===== Data for analysis =====

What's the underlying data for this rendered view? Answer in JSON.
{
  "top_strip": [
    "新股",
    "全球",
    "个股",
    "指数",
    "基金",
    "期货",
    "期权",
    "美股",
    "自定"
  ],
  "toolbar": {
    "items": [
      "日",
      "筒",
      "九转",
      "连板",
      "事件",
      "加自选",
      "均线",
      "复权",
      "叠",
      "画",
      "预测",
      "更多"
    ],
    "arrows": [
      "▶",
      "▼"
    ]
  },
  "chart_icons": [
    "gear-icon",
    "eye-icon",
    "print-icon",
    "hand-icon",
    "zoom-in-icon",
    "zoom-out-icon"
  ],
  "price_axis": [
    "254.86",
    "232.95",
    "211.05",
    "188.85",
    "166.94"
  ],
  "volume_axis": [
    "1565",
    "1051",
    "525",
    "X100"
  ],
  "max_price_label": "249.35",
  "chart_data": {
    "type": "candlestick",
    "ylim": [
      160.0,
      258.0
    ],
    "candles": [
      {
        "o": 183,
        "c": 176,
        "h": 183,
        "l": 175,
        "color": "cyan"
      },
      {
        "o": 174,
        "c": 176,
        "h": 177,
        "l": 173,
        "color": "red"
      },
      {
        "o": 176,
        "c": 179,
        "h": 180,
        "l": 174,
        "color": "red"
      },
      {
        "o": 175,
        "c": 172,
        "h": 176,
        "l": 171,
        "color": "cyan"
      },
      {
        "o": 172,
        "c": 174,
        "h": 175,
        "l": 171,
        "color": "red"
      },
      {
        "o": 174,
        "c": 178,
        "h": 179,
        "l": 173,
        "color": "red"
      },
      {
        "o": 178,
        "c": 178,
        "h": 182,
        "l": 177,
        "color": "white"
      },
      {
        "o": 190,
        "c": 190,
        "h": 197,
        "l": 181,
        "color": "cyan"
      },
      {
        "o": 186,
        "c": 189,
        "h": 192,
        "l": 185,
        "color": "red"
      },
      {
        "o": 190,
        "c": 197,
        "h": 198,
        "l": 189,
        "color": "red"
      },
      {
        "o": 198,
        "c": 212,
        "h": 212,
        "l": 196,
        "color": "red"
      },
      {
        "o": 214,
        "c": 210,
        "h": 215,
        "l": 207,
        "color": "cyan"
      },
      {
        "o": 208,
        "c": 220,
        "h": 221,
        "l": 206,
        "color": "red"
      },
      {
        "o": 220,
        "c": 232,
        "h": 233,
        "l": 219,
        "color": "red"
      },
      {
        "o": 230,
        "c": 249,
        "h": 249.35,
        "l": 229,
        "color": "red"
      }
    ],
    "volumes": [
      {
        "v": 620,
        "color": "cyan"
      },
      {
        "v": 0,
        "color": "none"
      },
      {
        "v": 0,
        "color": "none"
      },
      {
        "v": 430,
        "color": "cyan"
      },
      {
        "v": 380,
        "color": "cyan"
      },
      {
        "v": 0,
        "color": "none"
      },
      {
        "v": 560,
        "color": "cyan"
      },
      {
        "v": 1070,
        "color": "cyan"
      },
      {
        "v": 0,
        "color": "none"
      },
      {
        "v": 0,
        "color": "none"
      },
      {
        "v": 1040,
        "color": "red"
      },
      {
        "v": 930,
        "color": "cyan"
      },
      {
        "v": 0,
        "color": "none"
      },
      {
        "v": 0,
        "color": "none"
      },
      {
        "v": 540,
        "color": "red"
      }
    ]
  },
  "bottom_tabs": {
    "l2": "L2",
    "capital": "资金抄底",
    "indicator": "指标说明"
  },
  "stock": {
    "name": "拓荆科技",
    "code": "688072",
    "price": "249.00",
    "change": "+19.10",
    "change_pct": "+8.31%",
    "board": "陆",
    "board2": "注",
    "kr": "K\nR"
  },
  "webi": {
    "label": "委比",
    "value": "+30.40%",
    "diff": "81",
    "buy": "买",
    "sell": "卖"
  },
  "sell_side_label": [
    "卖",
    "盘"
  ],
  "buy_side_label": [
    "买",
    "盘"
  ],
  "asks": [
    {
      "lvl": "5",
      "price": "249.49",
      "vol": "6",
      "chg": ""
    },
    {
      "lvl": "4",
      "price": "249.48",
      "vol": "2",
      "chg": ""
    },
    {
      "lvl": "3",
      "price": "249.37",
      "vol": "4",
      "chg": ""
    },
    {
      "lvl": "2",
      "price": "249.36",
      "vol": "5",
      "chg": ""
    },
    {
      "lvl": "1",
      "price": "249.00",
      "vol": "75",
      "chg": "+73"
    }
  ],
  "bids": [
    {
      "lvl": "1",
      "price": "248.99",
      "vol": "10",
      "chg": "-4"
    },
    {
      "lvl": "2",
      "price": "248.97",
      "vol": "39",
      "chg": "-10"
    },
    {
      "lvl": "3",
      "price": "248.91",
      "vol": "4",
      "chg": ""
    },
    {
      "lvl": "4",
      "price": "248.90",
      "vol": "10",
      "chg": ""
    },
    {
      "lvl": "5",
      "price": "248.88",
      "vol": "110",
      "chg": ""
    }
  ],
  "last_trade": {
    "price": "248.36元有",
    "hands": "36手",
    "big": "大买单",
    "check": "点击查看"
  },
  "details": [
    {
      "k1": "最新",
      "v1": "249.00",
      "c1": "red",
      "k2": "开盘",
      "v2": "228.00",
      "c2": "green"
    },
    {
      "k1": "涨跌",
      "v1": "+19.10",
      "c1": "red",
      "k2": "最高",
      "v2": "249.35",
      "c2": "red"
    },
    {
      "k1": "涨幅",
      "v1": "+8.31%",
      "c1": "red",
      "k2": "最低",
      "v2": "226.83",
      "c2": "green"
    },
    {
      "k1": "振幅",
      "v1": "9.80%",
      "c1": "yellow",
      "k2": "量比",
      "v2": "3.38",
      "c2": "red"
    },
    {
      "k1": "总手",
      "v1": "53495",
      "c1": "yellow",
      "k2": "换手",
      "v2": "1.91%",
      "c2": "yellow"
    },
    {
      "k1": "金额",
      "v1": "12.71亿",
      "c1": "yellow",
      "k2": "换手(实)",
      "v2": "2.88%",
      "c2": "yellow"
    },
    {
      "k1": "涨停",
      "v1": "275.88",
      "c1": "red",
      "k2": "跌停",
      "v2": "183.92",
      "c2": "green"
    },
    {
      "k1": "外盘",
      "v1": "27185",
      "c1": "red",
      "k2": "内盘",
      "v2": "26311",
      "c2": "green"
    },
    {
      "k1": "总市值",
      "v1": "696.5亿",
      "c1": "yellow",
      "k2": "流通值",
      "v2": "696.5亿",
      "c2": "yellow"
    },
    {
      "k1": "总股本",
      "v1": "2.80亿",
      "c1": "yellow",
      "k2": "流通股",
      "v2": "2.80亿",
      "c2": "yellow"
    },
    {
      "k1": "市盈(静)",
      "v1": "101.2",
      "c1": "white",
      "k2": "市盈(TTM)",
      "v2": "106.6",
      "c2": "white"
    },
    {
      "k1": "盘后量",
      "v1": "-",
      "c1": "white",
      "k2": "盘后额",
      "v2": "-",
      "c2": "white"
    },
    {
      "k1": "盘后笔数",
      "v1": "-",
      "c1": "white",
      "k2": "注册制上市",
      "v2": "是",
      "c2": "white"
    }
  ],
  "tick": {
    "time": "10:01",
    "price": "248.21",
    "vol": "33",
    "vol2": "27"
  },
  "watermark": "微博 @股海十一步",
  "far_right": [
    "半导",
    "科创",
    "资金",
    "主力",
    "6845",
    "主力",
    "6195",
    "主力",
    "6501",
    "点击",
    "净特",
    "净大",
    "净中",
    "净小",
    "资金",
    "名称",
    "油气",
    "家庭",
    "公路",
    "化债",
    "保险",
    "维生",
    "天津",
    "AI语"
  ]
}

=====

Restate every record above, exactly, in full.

What's the underlying data for this rendered view? Answer in JSON.
{
  "top_strip": [
    "新股",
    "全球",
    "个股",
    "指数",
    "基金",
    "期货",
    "期权",
    "美股",
    "自定"
  ],
  "toolbar": {
    "items": [
      "日",
      "筒",
      "九转",
      "连板",
      "事件",
      "加自选",
      "均线",
      "复权",
      "叠",
      "画",
      "预测",
      "更多"
    ],
    "arrows": [
      "▶",
      "▼"
    ]
  },
  "chart_icons": [
    "gear-icon",
    "eye-icon",
    "print-icon",
    "hand-icon",
    "zoom-in-icon",
    "zoom-out-icon"
  ],
  "price_axis": [
    "254.86",
    "232.95",
    "211.05",
    "188.85",
    "166.94"
  ],
  "volume_axis": [
    "1565",
    "1051",
    "525",
    "X100"
  ],
  "max_price_label": "249.35",
  "chart_data": {
    "type": "candlestick",
    "ylim": [
      160.0,
      258.0
    ],
    "candles": [
      {
        "o": 183,
        "c": 176,
        "h": 183,
        "l": 175,
        "color": "cyan"
      },
      {
        "o": 174,
        "c": 176,
        "h": 177,
        "l": 173,
        "color": "red"
      },
      {
        "o": 176,
        "c": 179,
        "h": 180,
        "l": 174,
        "color": "red"
      },
      {
        "o": 175,
        "c": 172,
        "h": 176,
        "l": 171,
        "color": "cyan"
      },
      {
        "o": 172,
        "c": 174,
        "h": 175,
        "l": 171,
        "color": "red"
      },
      {
        "o": 174,
        "c": 178,
        "h": 179,
        "l": 173,
        "color": "red"
      },
      {
        "o": 178,
        "c": 178,
        "h": 182,
        "l": 177,
        "color": "white"
      },
      {
        "o": 190,
        "c": 190,
        "h": 197,
        "l": 181,
        "color": "cyan"
      },
      {
        "o": 186,
        "c": 189,
        "h": 192,
        "l": 185,
        "color": "red"
      },
      {
        "o": 190,
        "c": 197,
        "h": 198,
        "l": 189,
        "color": "red"
      },
      {
        "o": 198,
        "c": 212,
        "h": 212,
        "l": 196,
        "color": "red"
      },
      {
        "o": 214,
        "c": 210,
        "h": 215,
        "l": 207,
        "color": "cyan"
      },
      {
        "o": 208,
        "c": 220,
        "h": 221,
        "l": 206,
        "color": "red"
      },
      {
        "o": 220,
        "c": 232,
        "h": 233,
        "l": 219,
        "color": "red"
      },
      {
        "o": 230,
        "c": 249,
        "h": 249.35,
        "l": 229,
        "color": "red"
      }
    ],
    "volumes": [
      {
        "v": 620,
        "color": "cyan"
      },
      {
        "v": 0,
        "color": "none"
      },
      {
        "v": 0,
        "color": "none"
      },
      {
        "v": 430,
        "color": "cyan"
      },
      {
        "v": 380,
        "color": "cyan"
      },
      {
        "v": 0,
        "color": "none"
      },
      {
        "v": 560,
        "color": "cyan"
      },
      {
        "v": 1070,
        "color": "cyan"
      },
      {
        "v": 0,
        "color": "none"
      },
      {
        "v": 0,
        "color": "none"
      },
      {
        "v": 1040,
        "color": "red"
      },
      {
        "v": 930,
        "color": "cyan"
      },
      {
        "v": 0,
        "color": "none"
      },
      {
        "v": 0,
        "color": "none"
      },
      {
        "v": 540,
        "color": "red"
      }
    ]
  },
  "bottom_tabs": {
    "l2": "L2",
    "capital": "资金抄底",
    "indicator": "指标说明"
  },
  "stock": {
    "name": "拓荆科技",
    "code": "688072",
    "price": "249.00",
    "change": "+19.10",
    "change_pct": "+8.31%",
    "board": "陆",
    "board2": "注",
    "kr": "K\nR"
  },
  "webi": {
    "label": "委比",
    "value": "+30.40%",
    "diff": "81",
    "buy": "买",
    "sell": "卖"
  },
  "sell_side_label": [
    "卖",
    "盘"
  ],
  "buy_side_label": [
    "买",
    "盘"
  ],
  "asks": [
    {
      "lvl": "5",
      "price": "249.49",
      "vol": "6",
      "chg": ""
    },
    {
      "lvl": "4",
      "price": "249.48",
      "vol": "2",
      "chg": ""
    },
    {
      "lvl": "3",
      "price": "249.37",
      "vol": "4",
      "chg": ""
    },
    {
      "lvl": "2",
      "price": "249.36",
      "vol": "5",
      "chg": ""
    },
    {
      "lvl": "1",
      "price": "249.00",
      "vol": "75",
      "chg": "+73"
    }
  ],
  "bids": [
    {
      "lvl": "1",
      "price": "248.99",
      "vol": "10",
      "chg": "-4"
    },
    {
      "lvl": "2",
      "price": "248.97",
      "vol": "39",
      "chg": "-10"
    },
    {
      "lvl": "3",
      "price": "248.91",
      "vol": "4",
      "chg": ""
    },
    {
      "lvl": "4",
      "price": "248.90",
      "vol": "10",
      "chg": ""
    },
    {
      "lvl": "5",
      "price": "248.88",
      "vol": "110",
      "chg": ""
    }
  ],
  "last_trade": {
    "price": "248.36元有",
    "hands": "36手",
    "big": "大买单",
    "check": "点击查看"
  },
  "details": [
    {
      "k1": "最新",
      "v1": "249.00",
      "c1": "red",
      "k2": "开盘",
      "v2": "228.00",
      "c2": "green"
    },
    {
      "k1": "涨跌",
      "v1": "+19.10",
      "c1": "red",
      "k2": "最高",
      "v2": "249.35",
      "c2": "red"
    },
    {
      "k1": "涨幅",
      "v1": "+8.31%",
      "c1": "red",
      "k2": "最低",
      "v2": "226.83",
      "c2": "green"
    },
    {
      "k1": "振幅",
      "v1": "9.80%",
      "c1": "yellow",
      "k2": "量比",
      "v2": "3.38",
      "c2": "red"
    },
    {
      "k1": "总手",
      "v1": "53495",
      "c1": "yellow",
      "k2": "换手",
      "v2": "1.91%",
      "c2": "yellow"
    },
    {
      "k1": "金额",
      "v1": "12.71亿",
      "c1": "yellow",
      "k2": "换手(实)",
      "v2": "2.88%",
      "c2": "yellow"
    },
    {
      "k1": "涨停",
      "v1": "275.88",
      "c1": "red",
      "k2": "跌停",
      "v2": "183.92",
      "c2": "green"
    },
    {
      "k1": "外盘",
      "v1": "27185",
      "c1": "red",
      "k2": "内盘",
      "v2": "26311",
      "c2": "green"
    },
    {
      "k1": "总市值",
      "v1": "696.5亿",
      "c1": "yellow",
      "k2": "流通值",
      "v2": "696.5亿",
      "c2": "yellow"
    },
    {
      "k1": "总股本",
      "v1": "2.80亿",
      "c1": "yellow",
      "k2": "流通股",
      "v2": "2.80亿",
      "c2": "yellow"
    },
    {
      "k1": "市盈(静)",
      "v1": "101.2",
      "c1": "white",
      "k2": "市盈(TTM)",
      "v2": "106.6",
      "c2": "white"
    },
    {
      "k1": "盘后量",
      "v1": "-",
      "c1": "white",
      "k2": "盘后额",
      "v2": "-",
      "c2": "white"
    },
    {
      "k1": "盘后笔数",
      "v1": "-",
      "c1": "white",
      "k2": "注册制上市",
      "v2": "是",
      "c2": "white"
    }
  ],
  "tick": {
    "time": "10:01",
    "price": "248.21",
    "vol": "33",
    "vol2": "27"
  },
  "watermark": "微博 @股海十一步",
  "far_right": [
    "半导",
    "科创",
    "资金",
    "主力",
    "6845",
    "主力",
    "6195",
    "主力",
    "6501",
    "点击",
    "净特",
    "净大",
    "净中",
    "净小",
    "资金",
    "名称",
    "油气",
    "家庭",
    "公路",
    "化债",
    "保险",
    "维生",
    "天津",
    "AI语"
  ]
}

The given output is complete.